Lizzo clearly did not have malicious intentions, but this situation—which could and should have been handled privately—is about the inherent power imbalance when celebrities decide to publicly air their grievances with non-celebrities; and, in this particular case, the power imbalance between a chart-topping star with a million followers and the low-wage worker delivering her food is staggering enough to transcend mere carelessness.
Not to mention that it’s not the first time Lizzo has blasted someone she disagreed with online. Earlier this year, in spite of receiving generally positive critical feedback, she took issue with one mixed Pitchfork review of her album Cuz I Love You. The reviewer, Rawiya Kameir (who has contributed to The Daily Beast in the past), rated the album a 6.5 out of 10. Lizzo hammered out a scathing, all-caps response on Twitter: “PEOPLE WHO ‘REVIEW’ ALBUMS AND DON’T MAKE MUSIC THEMSELVES SHOULD BE UNEMPLOYED.” As with PostmatesGate, she deleted the original tweet and walked back her comment, following up to say that she intended it as an invitation to “all music journalists” to spend time in the studio with her so she can “understand your world as much as you can understand mine.”
While this scenario too seems to be the result of thoughtless, emotional tweeting, the trend of uber-famous musicians directing petty clapbacks at their critics is starting to get out of control. In April, Ariana Grande took aim at the entire entertainment journalism industry with one patronizing tweet after an E! host made a joke about her Coachella duet with Justin Bieber. “People are so lost,” she said. “One day everybody who works at all them blogs will realize how unfulfilled they are and purposeless what they’re doing is and hopefully shift their focus elsewhere. That’s gonna be a beautiful ass day for them! I can’t wait for them to feel lit inside.”
When a Chicago-based freelance writer responded with criticism of Grande, Arianators flooded her DMs with threats and insults, some even making horrifying references to the writer’s sexual assault. Grande directly reached out to the writer but did not take responsibility for her fans’ words or actions, instead dismissing them as “upset and passionate” while conceding, “I don’t love that type of behavior.”
Nicki Minaj is also guilty of siccing her fans on critics, encouraging hostile and racist language, and in one case indirectly causing a cultural commentator to be doxxed. Most recently, Lana Del Rey got defensive when a respected NPR critic, Ann Powers, wrote that the musician formerly known as Lizzy Grant—with her stage name, Priscilla Presley cat eye, and affinity for pairing flower crowns with floor-sweeping lacy gowns—has a persona.

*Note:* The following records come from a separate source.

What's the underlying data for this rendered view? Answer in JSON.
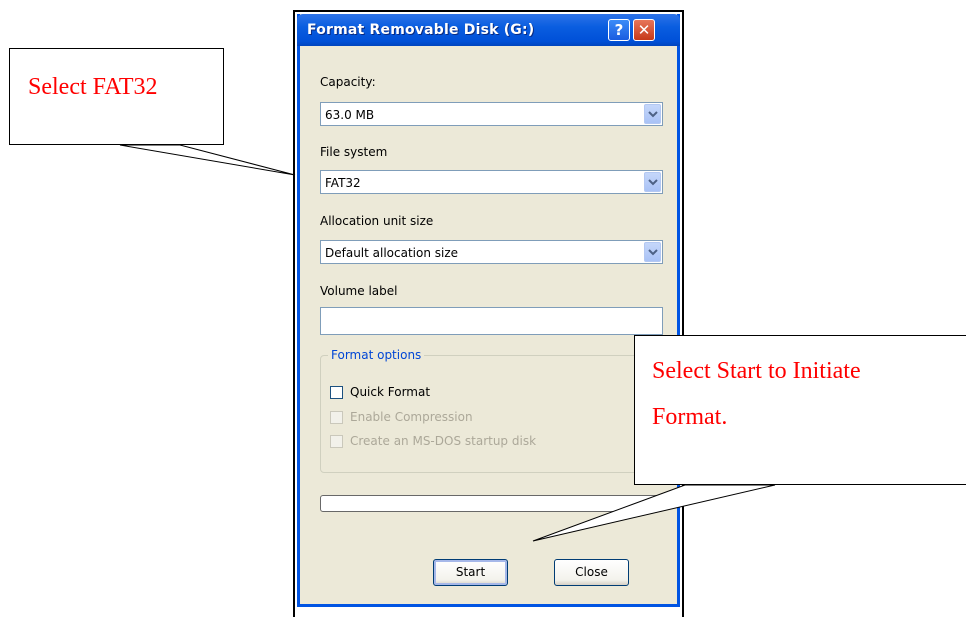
{
  "dialog": {
    "title": "Format Removable Disk (G:)",
    "help_icon": "help-icon",
    "close_icon": "close-icon",
    "capacity": {
      "label": "Capacity:",
      "value": "63.0 MB"
    },
    "file_system": {
      "label": "File system",
      "value": "FAT32"
    },
    "allocation": {
      "label": "Allocation unit size",
      "value": "Default allocation size"
    },
    "volume_label": {
      "label": "Volume label",
      "value": ""
    },
    "format_options": {
      "legend": "Format options",
      "quick_format": {
        "label": "Quick Format",
        "checked": false
      },
      "enable_compression": {
        "label": "Enable Compression",
        "checked": false,
        "disabled": true
      },
      "msdos_startup": {
        "label": "Create an MS-DOS startup disk",
        "checked": false,
        "disabled": true
      }
    },
    "progress": 0,
    "buttons": {
      "start": "Start",
      "close": "Close"
    }
  },
  "callouts": {
    "fat32": "Select FAT32",
    "start_line1": "Select Start to Initiate",
    "start_line2": "Format."
  },
  "colors": {
    "callout_text": "#FF0000",
    "titlebar": "#0054E3",
    "dialog_bg": "#ECE9D8"
  }
}
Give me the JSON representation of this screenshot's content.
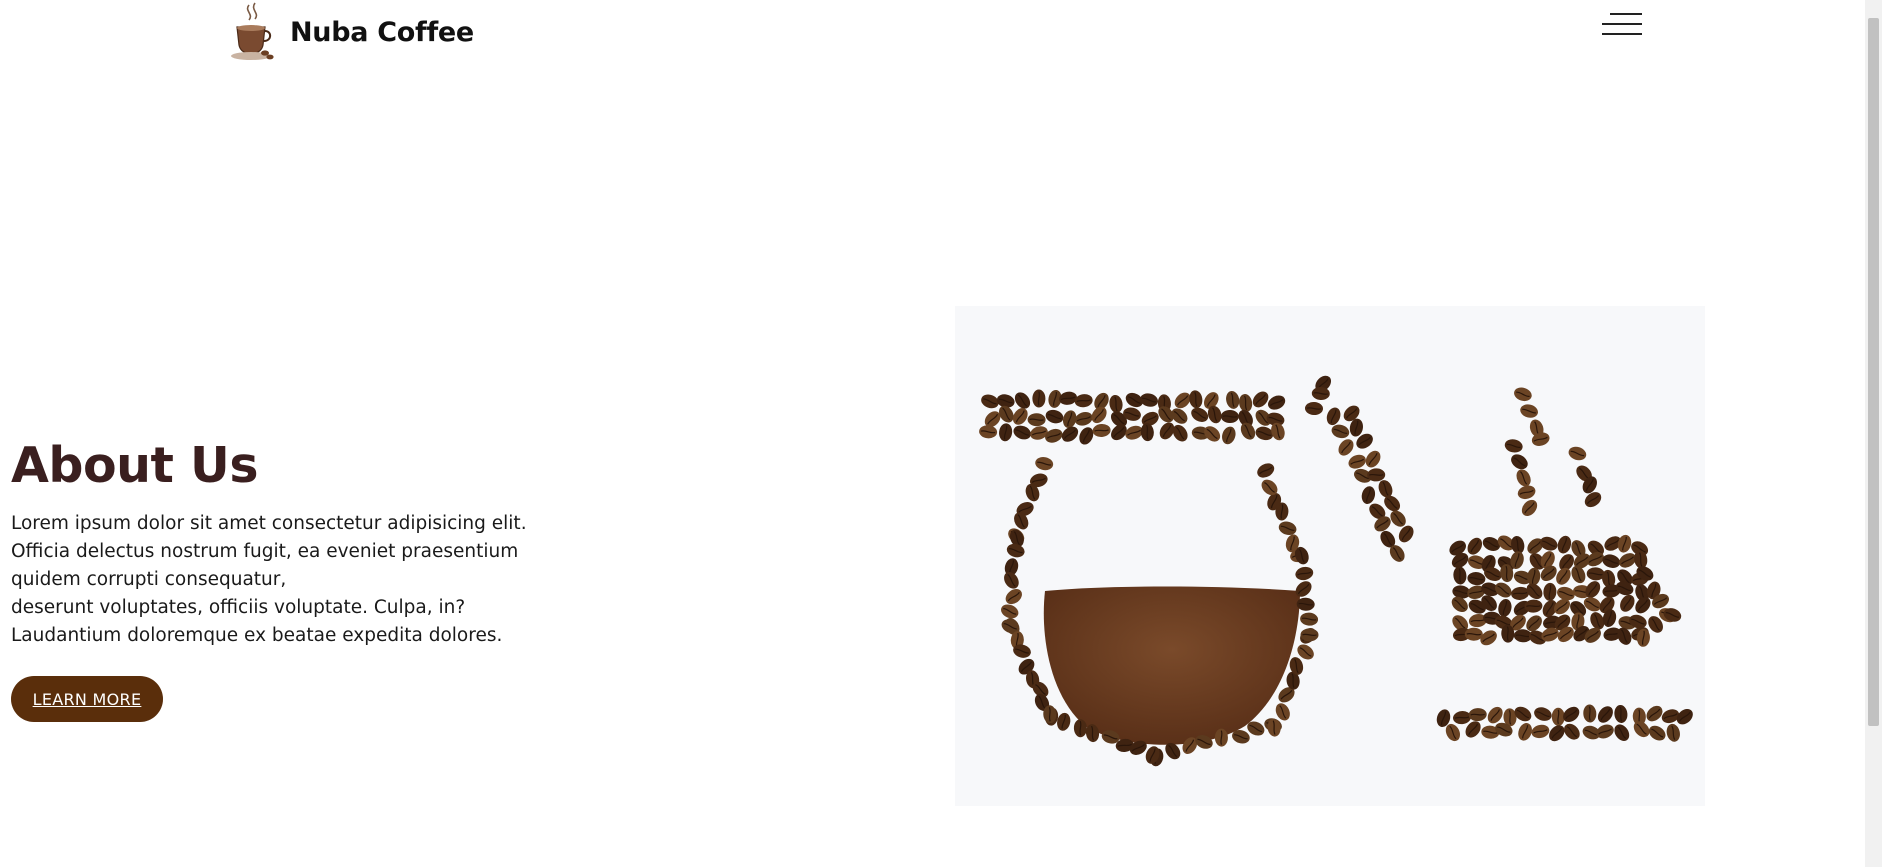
{
  "header": {
    "brand_name": "Nuba Coffee",
    "logo_icon": "coffee-cup-logo",
    "menu_icon": "hamburger-menu-icon"
  },
  "about": {
    "title": "About Us",
    "paragraph_lines": [
      "Lorem ipsum dolor sit amet consectetur adipisicing elit.",
      "Officia delectus nostrum fugit, ea eveniet praesentium",
      "quidem corrupti consequatur,",
      "deserunt voluptates, officiis voluptate. Culpa, in?",
      "Laudantium doloremque ex beatae expedita dolores."
    ],
    "button_label": "LEARN MORE"
  },
  "image": {
    "subject": "coffee-beans-pot-and-cup"
  },
  "colors": {
    "heading": "#3a1f1f",
    "button_bg": "#5a2e0b",
    "bean": "#5b3a1e",
    "ground_coffee": "#6b3f22"
  }
}
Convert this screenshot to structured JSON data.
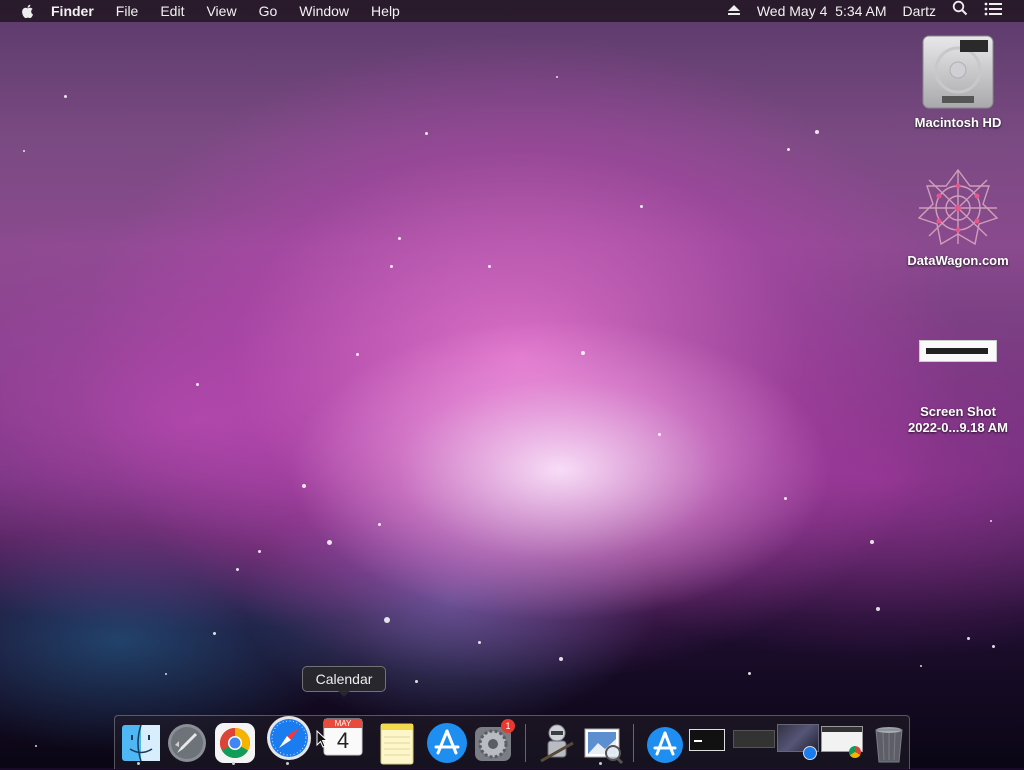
{
  "menubar": {
    "app_name": "Finder",
    "menus": [
      "File",
      "Edit",
      "View",
      "Go",
      "Window",
      "Help"
    ],
    "clock": "Wed May 4  5:34 AM",
    "user": "Dartz",
    "icons": [
      "apple-icon",
      "eject-icon",
      "spotlight-icon",
      "notification-center-icon"
    ]
  },
  "desktop": {
    "items": [
      {
        "label": "Macintosh HD",
        "icon": "hard-drive-icon"
      },
      {
        "label": "DataWagon.com",
        "icon": "datawagon-icon"
      },
      {
        "label_line1": "Screen Shot",
        "label_line2": "2022-0...9.18 AM",
        "icon": "screenshot-file-icon"
      }
    ]
  },
  "tooltip": {
    "text": "Calendar"
  },
  "dock": {
    "apps": [
      "Finder",
      "Launchpad",
      "Google Chrome",
      "Safari",
      "Calendar",
      "Notes",
      "App Store",
      "System Preferences",
      "Automator",
      "Preview"
    ],
    "calendar": {
      "month": "MAY",
      "day": "4"
    },
    "system_prefs_badge": "1",
    "stacks": [
      "Downloads",
      "Screen Shot 1",
      "Screen Shot 2",
      "Screen Shot 3",
      "Screen Shot 4"
    ],
    "trash": "Trash"
  },
  "colors": {
    "menubar_bg": "#1e141e",
    "accent_blue": "#1b7cf0",
    "badge_red": "#e8382f"
  }
}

“Here’s a little sidenote on your piece,” Del Rey wrote on Twitter. “I don’t even relate to one observation you made about the music. There’s nothing uncooked about me. To write about me is nothing like it is to be with me. Never had a persona. Never needed one. Never will.” In another tweet, she added, “so don’t call yourself a fan like you did in the article and don’t count your editor one either.” The petty response was decidedly not a good look for the “Young and Beautiful” singer, who has been receiving career-best reviews for her latest album, Norman Fucking Rockwell.

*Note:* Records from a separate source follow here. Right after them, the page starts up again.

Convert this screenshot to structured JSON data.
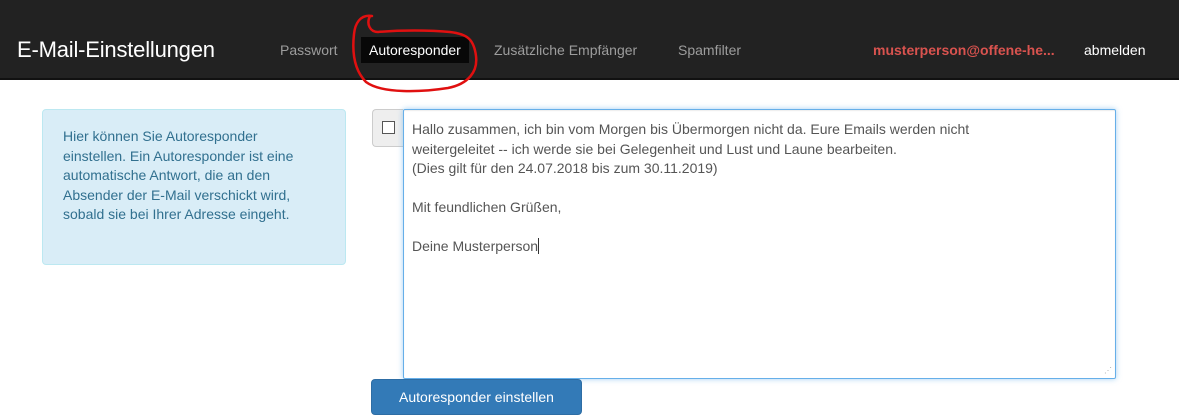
{
  "navbar": {
    "brand": "E-Mail-Einstellungen",
    "items": [
      {
        "label": "Passwort"
      },
      {
        "label": "Autoresponder",
        "active": true
      },
      {
        "label": "Zusätzliche Empfänger"
      },
      {
        "label": "Spamfilter"
      }
    ],
    "user_email": "musterperson@offene-he...",
    "logout_label": "abmelden"
  },
  "info": {
    "lines": [
      "Hier können Sie Autoresponder",
      "einstellen. Ein Autoresponder ist eine",
      "automatische Antwort, die an den",
      "Absender der E-Mail verschickt wird,",
      "sobald sie bei Ihrer Adresse eingeht."
    ]
  },
  "autoresponder": {
    "enabled": false,
    "message_lines": [
      "Hallo zusammen, ich bin vom Morgen bis Übermorgen nicht da. Eure Emails werden nicht",
      "weitergeleitet -- ich werde sie bei Gelegenheit und Lust und Laune bearbeiten.",
      "(Dies gilt für den 24.07.2018 bis zum 30.11.2019)",
      "",
      "Mit feundlichen Grüßen,",
      "",
      "Deine Musterperson"
    ],
    "submit_label": "Autoresponder einstellen"
  },
  "colors": {
    "navbar_bg": "#222222",
    "email_color": "#d9534f",
    "info_bg": "#d9edf7",
    "info_text": "#31708f",
    "button_bg": "#337ab7",
    "annotation": "#e01010"
  }
}
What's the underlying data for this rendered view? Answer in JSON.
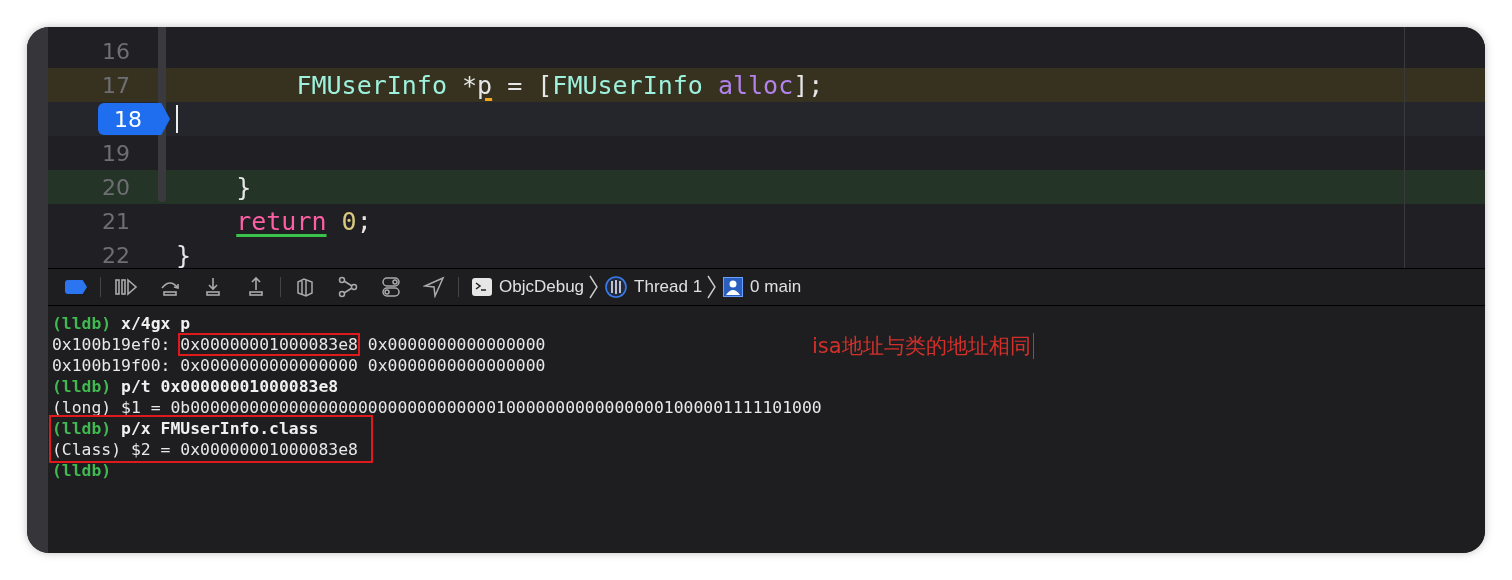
{
  "editor": {
    "lines": [
      {
        "number": "16"
      },
      {
        "number": "17",
        "color": "#36321f",
        "tokens": [
          {
            "text": "        FMUserInfo",
            "kind": "type"
          },
          {
            "text": " *",
            "kind": "plain"
          },
          {
            "text": "p",
            "kind": "plain",
            "warning": true
          },
          {
            "text": " = [",
            "kind": "plain"
          },
          {
            "text": "FMUserInfo",
            "kind": "type"
          },
          {
            "text": " alloc",
            "kind": "method"
          },
          {
            "text": "];",
            "kind": "plain"
          }
        ]
      },
      {
        "number": "18",
        "color": "#24262c",
        "breakpoint": true,
        "cursor": true
      },
      {
        "number": "19"
      },
      {
        "number": "20",
        "color": "#243426",
        "tokens": [
          {
            "text": "    }",
            "kind": "plain"
          }
        ]
      },
      {
        "number": "21",
        "tokens": [
          {
            "text": "    return",
            "kind": "keyword",
            "issue": true
          },
          {
            "text": " 0",
            "kind": "number"
          },
          {
            "text": ";",
            "kind": "plain"
          }
        ]
      },
      {
        "number": "22",
        "tokens": [
          {
            "text": "}",
            "kind": "plain"
          }
        ]
      }
    ]
  },
  "debug_bar": {
    "breakpoints_active": true,
    "path": [
      "ObjcDebug",
      "Thread 1",
      "0 main"
    ]
  },
  "console": {
    "blocks": [
      {
        "lines": [
          [
            {
              "text": "(lldb)",
              "kind": "prompt"
            },
            {
              "text": " x/4gx p",
              "kind": "command"
            }
          ],
          [
            {
              "text": "0x100b19ef0: ",
              "kind": "output"
            },
            {
              "text": "0x00000001000083e8",
              "kind": "output",
              "boxed": true
            },
            {
              "text": " 0x0000000000000000",
              "kind": "output"
            }
          ],
          [
            {
              "text": "0x100b19f00: 0x0000000000000000 0x0000000000000000",
              "kind": "output"
            }
          ],
          [
            {
              "text": "(lldb)",
              "kind": "prompt"
            },
            {
              "text": " p/t 0x00000001000083e8",
              "kind": "command"
            }
          ],
          [
            {
              "text": "(long) $1 = 0b0000000000000000000000000000000100000000000000001000001111101000",
              "kind": "output"
            }
          ]
        ]
      },
      {
        "boxed": true,
        "lines": [
          [
            {
              "text": "(lldb)",
              "kind": "prompt"
            },
            {
              "text": " p/x FMUserInfo.class",
              "kind": "command"
            }
          ],
          [
            {
              "text": "(Class) $2 = 0x00000001000083e8",
              "kind": "output"
            }
          ]
        ]
      },
      {
        "lines": [
          [
            {
              "text": "(lldb)",
              "kind": "prompt"
            }
          ]
        ]
      }
    ],
    "annotation": "isa地址与类的地址相同"
  }
}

The power of platforms like Twitter and Instagram to directly connect megawatt celebrities with the lowly ordinary masses is one of the most valuable ways that social media has shaped how we experience music. But since the days of Beatlemania and the Rolling Stones at Altamont, the line between fandom and mob has been a fine one. With great power comes great responsibility, and it is the responsibility of celebrities like Lizzo and Lana to be conscious of the way a few hasty tweets can set off a chain reaction. In 2019, 280 characters is enough to constitute a call to arms.